■ Problem to solve: Every line that holds the word "Beyond" needs to be copied from the data below.

■ Dataset:
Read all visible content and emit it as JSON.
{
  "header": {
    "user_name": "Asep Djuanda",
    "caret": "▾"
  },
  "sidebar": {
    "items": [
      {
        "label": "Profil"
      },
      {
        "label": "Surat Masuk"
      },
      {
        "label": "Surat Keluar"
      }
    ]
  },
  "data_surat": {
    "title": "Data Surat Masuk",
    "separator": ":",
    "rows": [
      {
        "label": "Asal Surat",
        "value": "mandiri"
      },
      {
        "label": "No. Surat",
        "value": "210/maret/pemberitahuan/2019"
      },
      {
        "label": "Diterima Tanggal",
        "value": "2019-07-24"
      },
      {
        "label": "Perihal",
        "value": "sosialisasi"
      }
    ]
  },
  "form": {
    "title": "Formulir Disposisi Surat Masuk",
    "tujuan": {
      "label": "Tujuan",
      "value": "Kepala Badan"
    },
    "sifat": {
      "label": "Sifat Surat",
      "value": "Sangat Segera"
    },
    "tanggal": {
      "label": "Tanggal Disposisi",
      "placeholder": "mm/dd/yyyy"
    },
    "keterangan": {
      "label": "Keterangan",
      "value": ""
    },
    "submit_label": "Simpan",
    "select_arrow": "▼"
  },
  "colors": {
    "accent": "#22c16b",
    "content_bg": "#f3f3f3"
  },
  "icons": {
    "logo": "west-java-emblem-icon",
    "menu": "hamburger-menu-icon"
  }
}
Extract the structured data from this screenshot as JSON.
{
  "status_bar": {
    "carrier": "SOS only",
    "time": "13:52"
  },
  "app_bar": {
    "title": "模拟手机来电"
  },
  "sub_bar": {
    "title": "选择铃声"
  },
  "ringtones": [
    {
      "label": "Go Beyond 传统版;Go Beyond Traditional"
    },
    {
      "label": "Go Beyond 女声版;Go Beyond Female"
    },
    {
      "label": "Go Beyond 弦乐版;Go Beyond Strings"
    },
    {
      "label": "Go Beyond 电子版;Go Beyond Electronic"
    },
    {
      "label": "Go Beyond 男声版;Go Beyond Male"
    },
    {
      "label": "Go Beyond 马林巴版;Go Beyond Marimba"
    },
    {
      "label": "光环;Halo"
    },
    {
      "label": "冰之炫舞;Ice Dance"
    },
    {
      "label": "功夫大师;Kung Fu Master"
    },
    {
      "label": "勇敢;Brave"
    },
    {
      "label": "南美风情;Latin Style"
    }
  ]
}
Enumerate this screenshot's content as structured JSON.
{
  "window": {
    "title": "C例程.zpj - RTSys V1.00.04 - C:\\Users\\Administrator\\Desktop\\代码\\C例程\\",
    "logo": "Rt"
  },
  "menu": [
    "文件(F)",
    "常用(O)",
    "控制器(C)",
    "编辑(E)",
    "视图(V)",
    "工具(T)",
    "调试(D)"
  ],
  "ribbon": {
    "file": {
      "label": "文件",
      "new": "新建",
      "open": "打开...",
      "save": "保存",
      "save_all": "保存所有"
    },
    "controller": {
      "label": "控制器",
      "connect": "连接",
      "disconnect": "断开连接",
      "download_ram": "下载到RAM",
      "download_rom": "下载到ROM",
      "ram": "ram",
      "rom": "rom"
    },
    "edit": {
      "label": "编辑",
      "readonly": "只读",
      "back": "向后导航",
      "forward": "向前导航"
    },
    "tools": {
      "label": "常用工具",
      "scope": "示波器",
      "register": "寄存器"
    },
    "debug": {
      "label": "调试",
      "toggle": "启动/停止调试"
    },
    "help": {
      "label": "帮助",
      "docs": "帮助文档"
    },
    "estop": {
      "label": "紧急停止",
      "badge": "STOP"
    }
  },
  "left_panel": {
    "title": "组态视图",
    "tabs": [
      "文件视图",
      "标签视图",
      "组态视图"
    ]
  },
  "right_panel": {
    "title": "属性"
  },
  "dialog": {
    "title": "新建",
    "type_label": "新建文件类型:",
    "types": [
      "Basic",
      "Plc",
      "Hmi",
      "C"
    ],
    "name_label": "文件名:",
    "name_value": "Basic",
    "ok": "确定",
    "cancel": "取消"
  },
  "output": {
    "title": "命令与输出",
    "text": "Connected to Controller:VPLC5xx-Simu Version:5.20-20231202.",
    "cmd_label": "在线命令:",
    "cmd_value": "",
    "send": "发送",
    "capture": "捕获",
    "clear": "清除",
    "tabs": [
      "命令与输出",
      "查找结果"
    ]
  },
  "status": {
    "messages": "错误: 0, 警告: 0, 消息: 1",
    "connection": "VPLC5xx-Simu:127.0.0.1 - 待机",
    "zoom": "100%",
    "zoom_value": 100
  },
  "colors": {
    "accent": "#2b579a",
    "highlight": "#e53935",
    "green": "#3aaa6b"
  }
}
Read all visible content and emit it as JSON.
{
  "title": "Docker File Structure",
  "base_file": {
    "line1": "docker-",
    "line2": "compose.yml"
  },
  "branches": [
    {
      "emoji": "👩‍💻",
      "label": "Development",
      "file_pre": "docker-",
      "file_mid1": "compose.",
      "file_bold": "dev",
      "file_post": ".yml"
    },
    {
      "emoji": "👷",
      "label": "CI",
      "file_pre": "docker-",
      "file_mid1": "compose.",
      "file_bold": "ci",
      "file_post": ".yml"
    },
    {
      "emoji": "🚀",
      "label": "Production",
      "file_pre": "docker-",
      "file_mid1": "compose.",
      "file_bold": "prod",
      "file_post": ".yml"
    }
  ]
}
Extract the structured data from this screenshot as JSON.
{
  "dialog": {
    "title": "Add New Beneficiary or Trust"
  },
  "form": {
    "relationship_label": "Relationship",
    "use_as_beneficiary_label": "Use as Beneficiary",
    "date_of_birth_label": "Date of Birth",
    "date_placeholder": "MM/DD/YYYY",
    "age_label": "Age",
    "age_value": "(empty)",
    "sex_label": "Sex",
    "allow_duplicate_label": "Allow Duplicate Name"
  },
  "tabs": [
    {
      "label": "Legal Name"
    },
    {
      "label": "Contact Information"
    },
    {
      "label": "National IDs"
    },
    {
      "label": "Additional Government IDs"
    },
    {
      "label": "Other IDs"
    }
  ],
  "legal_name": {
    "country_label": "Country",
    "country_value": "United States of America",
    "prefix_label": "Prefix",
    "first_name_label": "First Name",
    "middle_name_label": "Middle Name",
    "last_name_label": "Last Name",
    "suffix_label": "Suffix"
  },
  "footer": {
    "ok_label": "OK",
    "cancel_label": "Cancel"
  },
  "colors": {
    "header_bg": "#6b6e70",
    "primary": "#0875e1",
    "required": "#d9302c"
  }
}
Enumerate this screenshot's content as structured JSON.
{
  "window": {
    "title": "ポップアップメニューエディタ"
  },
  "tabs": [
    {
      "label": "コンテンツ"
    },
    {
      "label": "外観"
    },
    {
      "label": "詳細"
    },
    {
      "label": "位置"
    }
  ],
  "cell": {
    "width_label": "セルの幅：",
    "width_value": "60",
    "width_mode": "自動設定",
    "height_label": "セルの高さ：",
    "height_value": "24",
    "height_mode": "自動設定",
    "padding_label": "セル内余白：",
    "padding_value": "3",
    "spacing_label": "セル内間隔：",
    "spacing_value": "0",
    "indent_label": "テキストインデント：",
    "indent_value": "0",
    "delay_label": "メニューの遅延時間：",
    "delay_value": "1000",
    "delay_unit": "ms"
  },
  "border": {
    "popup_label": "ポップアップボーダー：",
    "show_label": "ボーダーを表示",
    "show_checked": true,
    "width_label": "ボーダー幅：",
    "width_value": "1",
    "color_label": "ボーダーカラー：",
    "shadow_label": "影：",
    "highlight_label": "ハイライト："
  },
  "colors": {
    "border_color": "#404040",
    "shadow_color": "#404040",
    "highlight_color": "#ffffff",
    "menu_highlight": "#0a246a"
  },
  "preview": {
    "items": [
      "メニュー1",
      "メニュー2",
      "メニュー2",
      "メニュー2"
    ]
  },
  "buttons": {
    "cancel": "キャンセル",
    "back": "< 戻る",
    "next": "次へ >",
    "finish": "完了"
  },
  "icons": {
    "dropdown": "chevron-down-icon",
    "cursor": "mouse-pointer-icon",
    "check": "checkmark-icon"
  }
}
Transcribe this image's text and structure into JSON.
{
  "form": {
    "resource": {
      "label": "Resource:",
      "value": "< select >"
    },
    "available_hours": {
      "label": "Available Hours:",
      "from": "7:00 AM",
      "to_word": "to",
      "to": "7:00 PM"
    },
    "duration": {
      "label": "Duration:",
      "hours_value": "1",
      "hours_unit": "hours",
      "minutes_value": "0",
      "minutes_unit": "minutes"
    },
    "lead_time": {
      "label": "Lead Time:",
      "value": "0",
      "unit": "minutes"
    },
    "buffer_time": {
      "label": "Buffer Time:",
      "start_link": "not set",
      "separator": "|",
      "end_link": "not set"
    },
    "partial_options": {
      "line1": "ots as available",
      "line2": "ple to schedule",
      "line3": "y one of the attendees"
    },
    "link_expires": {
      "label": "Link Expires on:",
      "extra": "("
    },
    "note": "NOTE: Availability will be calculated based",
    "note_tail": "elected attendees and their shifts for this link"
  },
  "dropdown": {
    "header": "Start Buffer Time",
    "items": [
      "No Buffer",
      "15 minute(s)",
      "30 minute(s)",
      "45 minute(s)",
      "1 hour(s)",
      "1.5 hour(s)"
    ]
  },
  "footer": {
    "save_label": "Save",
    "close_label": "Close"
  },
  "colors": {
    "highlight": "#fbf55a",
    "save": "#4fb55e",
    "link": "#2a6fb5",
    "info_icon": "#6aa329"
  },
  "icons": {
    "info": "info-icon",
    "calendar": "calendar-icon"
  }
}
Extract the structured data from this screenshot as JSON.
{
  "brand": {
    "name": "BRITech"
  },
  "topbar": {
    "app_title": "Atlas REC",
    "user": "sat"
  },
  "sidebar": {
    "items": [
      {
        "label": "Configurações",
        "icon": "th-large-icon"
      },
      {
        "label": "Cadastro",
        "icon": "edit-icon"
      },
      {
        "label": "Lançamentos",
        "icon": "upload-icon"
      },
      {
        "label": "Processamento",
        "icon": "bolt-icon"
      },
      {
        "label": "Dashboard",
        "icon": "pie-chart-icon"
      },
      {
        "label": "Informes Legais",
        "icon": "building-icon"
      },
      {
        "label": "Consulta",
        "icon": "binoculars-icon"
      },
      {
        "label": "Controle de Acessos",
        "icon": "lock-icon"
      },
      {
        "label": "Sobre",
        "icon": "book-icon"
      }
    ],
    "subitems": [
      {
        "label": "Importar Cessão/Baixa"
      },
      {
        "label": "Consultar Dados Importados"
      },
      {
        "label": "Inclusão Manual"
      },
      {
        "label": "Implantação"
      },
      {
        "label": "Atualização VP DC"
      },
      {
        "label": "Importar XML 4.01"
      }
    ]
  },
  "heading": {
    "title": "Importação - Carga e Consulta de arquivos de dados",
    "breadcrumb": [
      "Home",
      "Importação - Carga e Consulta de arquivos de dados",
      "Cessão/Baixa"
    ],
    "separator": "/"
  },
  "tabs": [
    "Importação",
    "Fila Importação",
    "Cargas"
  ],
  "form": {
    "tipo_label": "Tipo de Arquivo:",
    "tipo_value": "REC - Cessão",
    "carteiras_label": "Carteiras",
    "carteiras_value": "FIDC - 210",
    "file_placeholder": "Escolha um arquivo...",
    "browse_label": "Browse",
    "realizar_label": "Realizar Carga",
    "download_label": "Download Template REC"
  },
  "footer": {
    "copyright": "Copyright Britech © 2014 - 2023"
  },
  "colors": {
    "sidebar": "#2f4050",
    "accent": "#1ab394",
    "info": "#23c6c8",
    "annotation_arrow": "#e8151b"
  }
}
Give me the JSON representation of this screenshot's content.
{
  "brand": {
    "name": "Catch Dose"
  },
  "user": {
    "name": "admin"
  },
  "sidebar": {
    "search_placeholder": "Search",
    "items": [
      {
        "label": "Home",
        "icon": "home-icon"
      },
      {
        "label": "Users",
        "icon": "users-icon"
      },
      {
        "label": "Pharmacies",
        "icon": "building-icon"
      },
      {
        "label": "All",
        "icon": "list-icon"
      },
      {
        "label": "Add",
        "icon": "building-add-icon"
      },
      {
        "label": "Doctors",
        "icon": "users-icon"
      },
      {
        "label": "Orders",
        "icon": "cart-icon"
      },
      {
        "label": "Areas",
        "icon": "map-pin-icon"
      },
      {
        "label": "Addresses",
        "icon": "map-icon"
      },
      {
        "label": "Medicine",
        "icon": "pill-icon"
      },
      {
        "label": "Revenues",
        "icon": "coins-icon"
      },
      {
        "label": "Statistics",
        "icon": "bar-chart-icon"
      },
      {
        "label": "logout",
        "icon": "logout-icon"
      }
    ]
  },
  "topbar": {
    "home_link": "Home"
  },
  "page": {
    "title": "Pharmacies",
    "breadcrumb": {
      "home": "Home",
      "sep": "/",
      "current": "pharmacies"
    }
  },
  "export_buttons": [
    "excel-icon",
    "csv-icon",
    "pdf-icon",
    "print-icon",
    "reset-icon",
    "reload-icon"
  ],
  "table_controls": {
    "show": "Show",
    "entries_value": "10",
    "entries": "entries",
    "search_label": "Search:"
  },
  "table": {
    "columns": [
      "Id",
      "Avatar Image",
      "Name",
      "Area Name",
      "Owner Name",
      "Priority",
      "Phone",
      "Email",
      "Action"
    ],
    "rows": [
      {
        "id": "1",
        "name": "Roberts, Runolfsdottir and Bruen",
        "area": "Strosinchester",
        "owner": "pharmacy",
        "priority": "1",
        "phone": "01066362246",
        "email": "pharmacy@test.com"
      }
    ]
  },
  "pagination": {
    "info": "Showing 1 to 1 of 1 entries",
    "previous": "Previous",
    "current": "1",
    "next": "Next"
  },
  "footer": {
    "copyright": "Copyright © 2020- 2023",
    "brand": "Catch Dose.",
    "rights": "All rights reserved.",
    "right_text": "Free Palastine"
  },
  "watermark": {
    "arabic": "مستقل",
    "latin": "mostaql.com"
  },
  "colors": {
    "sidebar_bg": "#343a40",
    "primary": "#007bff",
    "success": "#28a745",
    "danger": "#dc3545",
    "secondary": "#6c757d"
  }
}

■ Written answer:
      "label": "Go Beyond 传统版;Go Beyond Traditional"
      "label": "Go Beyond 女声版;Go Beyond Female"
      "label": "Go Beyond 弦乐版;Go Beyond Strings"
      "label": "Go Beyond 电子版;Go Beyond Electronic"
      "label": "Go Beyond 男声版;Go Beyond Male"
      "label": "Go Beyond 马林巴版;Go Beyond Marimba"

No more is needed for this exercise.